“Personality and jewellery will conquer everything;” said Zandra Rhodes and now it has. Queen Elizabeth has bestowed one of her highest honours, a damehood, on the British fashion and textile designer.
Rhodes received the title, equivalent to a knighthood, as part of the annual Queen’s Birthday Honours.
Dame Zandra Rhodes (photo – Katherine Rose)
The Queen’s Birthday Celebrations: Duchess of Cornwall, Prince Charles, Princess Eugenie, Sophie, the Duchess of Wessex, Prince Phillip, Prince Edward, Prince Harry, Kate, Duchess of Cambridge and Prince William (photo – Lefteris Pitarakis/AP/Press Association Images)
Rhodes, born in Chatham Kent in 1940, is the daughter of a fashion instructor and graduated from The Royal College of Art in 1964. In 1968 whilst lecturing at art college, she opened The Fulham Road Clothes Shop in Chelsea with Sylvia Ayton. She set up on her own and designed her first collection in 1969.
Considered too outrageous by traditional British manufacturers she took her designs to New York where Diana Vreeland featured it in American Vogue.
On the cover of Suitcase magazine.
Famous for her vivid prints and colourful hair, she is considered a pillar of Sixties and Seventies British fashion. Having kept samples of all her work she founded the Textile and Fashion Museum in Bermondsey in 2003.
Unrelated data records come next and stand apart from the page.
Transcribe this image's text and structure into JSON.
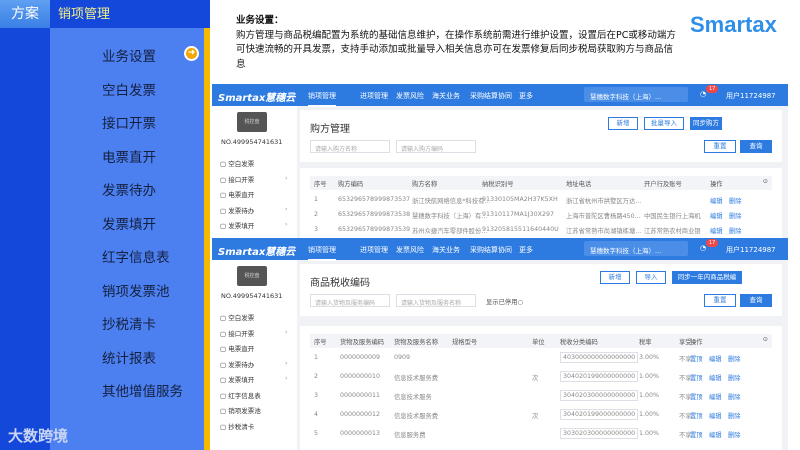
{
  "outer": {
    "tab": "方案",
    "header": "销项管理",
    "menu": [
      "业务设置",
      "空白发票",
      "接口开票",
      "电票直开",
      "发票待办",
      "发票填开",
      "红字信息表",
      "销项发票池",
      "抄税清卡",
      "统计报表",
      "其他增值服务"
    ],
    "active_index": 0,
    "footer_logo": "大数跨境"
  },
  "description": {
    "title": "业务设置：",
    "body": "购方管理与商品税编配置为系统的基础信息维护，在操作系统前需进行维护设置，设置后在PC或移动端方可快速流畅的开具发票，支持手动添加或批量导入相关信息亦可在发票修复后同步税局获取购方与商品信息"
  },
  "brand_logo": "Smartax",
  "app": {
    "brand": "Smartax慧穗云",
    "nav": [
      "销项管理",
      "进项管理",
      "发票风险",
      "海关业务",
      "采购结算协同",
      "更多"
    ],
    "company": "慧穗数字科技（上海）...",
    "badge": "17",
    "user": "用户11724987",
    "device": "税控盘",
    "device_no": "NO.499954741631",
    "side": [
      "空白发票",
      "接口开票",
      "电票直开",
      "发票待办",
      "发票填开",
      "红字信息表",
      "销项发票池",
      "抄税清卡"
    ]
  },
  "shot1": {
    "title": "购方管理",
    "buttons": [
      "新增",
      "批量导入",
      "同步购方"
    ],
    "placeholders": [
      "请输入购方名称",
      "请输入购方编码"
    ],
    "reset": "重置",
    "query": "查询",
    "columns": [
      "序号",
      "购方编码",
      "购方名称",
      "纳税识别号",
      "地址电话",
      "开户行及账号",
      "操作"
    ],
    "rows": [
      [
        "1",
        "653296578999873537",
        "浙江快航网络信息*科技有...",
        "91330105MA2H37K5XH",
        "浙江省杭州市拱墅区万达...",
        ""
      ],
      [
        "2",
        "653296578999873538",
        "慧穗数字科技（上海）有...",
        "91310117MA1J30X297",
        "上海市普陀区曹杨路450...",
        "中国民生银行上海机"
      ],
      [
        "3",
        "653296578999873539",
        "苏州众捷汽车零部件股份...",
        "913205815511640440U",
        "江苏省常熟市尚湖镇练塘...",
        "江苏常熟农村商业银"
      ]
    ],
    "actions": [
      "编辑",
      "删除"
    ]
  },
  "shot2": {
    "title": "商品税收编码",
    "buttons": [
      "新增",
      "导入",
      "同步一年内商品税编"
    ],
    "placeholders": [
      "请输入货物及服务编码",
      "请输入货物及服务名称"
    ],
    "show_disabled": "显示已停用",
    "reset": "重置",
    "query": "查询",
    "columns": [
      "序号",
      "货物及服务编码",
      "货物及服务名称",
      "规格型号",
      "单位",
      "税收分类编码",
      "税率",
      "享受",
      "操作"
    ],
    "rows": [
      [
        "1",
        "0000000009",
        "0909",
        "",
        "",
        "403000000000000000",
        "3.00%",
        "不享"
      ],
      [
        "2",
        "0000000010",
        "信息技术服务费",
        "",
        "次",
        "304020199000000000",
        "1.00%",
        "不享"
      ],
      [
        "3",
        "0000000011",
        "信息技术服务",
        "",
        "",
        "304020300000000000",
        "1.00%",
        "不享"
      ],
      [
        "4",
        "0000000012",
        "信息技术服务费",
        "",
        "次",
        "304020199000000000",
        "1.00%",
        "不享"
      ],
      [
        "5",
        "0000000013",
        "信息服务费",
        "",
        "",
        "303020300000000000",
        "1.00%",
        "不享"
      ]
    ],
    "actions": [
      "置顶",
      "编辑",
      "删除"
    ]
  }
}
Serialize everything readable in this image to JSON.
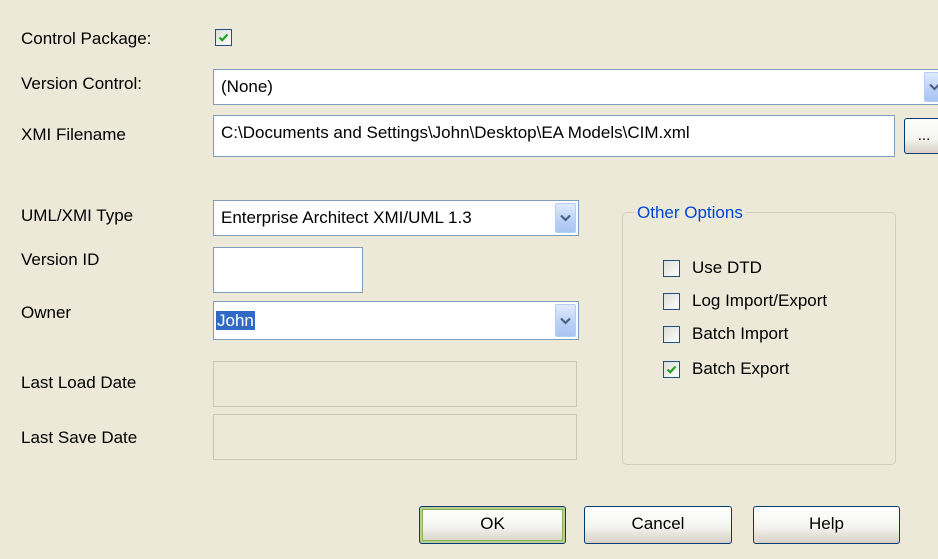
{
  "control_package": {
    "label": "Control Package:",
    "checked": true
  },
  "version_control": {
    "label": "Version Control:",
    "value": "(None)"
  },
  "xmi_filename": {
    "label": "XMI Filename",
    "value": "C:\\Documents and Settings\\John\\Desktop\\EA Models\\CIM.xml",
    "browse_label": "..."
  },
  "uml_xmi_type": {
    "label": "UML/XMI Type",
    "value": "Enterprise Architect XMI/UML 1.3"
  },
  "version_id": {
    "label": "Version ID",
    "value": ""
  },
  "owner": {
    "label": "Owner",
    "value": "John"
  },
  "last_load_date": {
    "label": "Last Load Date",
    "value": ""
  },
  "last_save_date": {
    "label": "Last Save Date",
    "value": ""
  },
  "other_options": {
    "title": "Other Options",
    "items": [
      {
        "label": "Use DTD",
        "checked": false
      },
      {
        "label": "Log Import/Export",
        "checked": false
      },
      {
        "label": "Batch Import",
        "checked": false
      },
      {
        "label": "Batch Export",
        "checked": true
      }
    ]
  },
  "buttons": {
    "ok": "OK",
    "cancel": "Cancel",
    "help": "Help"
  },
  "colors": {
    "dialog_bg": "#ece9d8",
    "field_border": "#7f9db9",
    "checkmark": "#21a121",
    "group_title": "#0046d5",
    "selection": "#316ac5"
  }
}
She has designed for the rich and famous, actors and royalty including Diana, Princess of Wales, Elizabeth Taylor, Jackie Onassis, Freddy Mercury, Kylie Minogue, Paris Hilton, Bianca Jagger and Anastasia.
Raising Cancer Awareness (photo- Jeremy Selwyn)
Known as “The Princess of Punk” Zandra has won many awards throughout her career including ” Designer of the Year” in 1972. She was made Commander of the British Empire in 1997 and holds nine Honorary Doctorates from Universities in the USA and UK.
Rhodes lost her mother to cancer and supports Mayor Boris Johnson as Breast Cancer “ambassador” to raise awareness of the devastating disease.
Masterful combining of colour and design. (photo – Advanced Style)
Honoured with her was Hilary Mantel, author of celebrated Tudor-era novels “Bring Up The Bodies” and “Wolf Hall.”
Angelina Jolie, though not a British citizen, was made an honorary dame for her work toward eradicating sexual violence worldwide.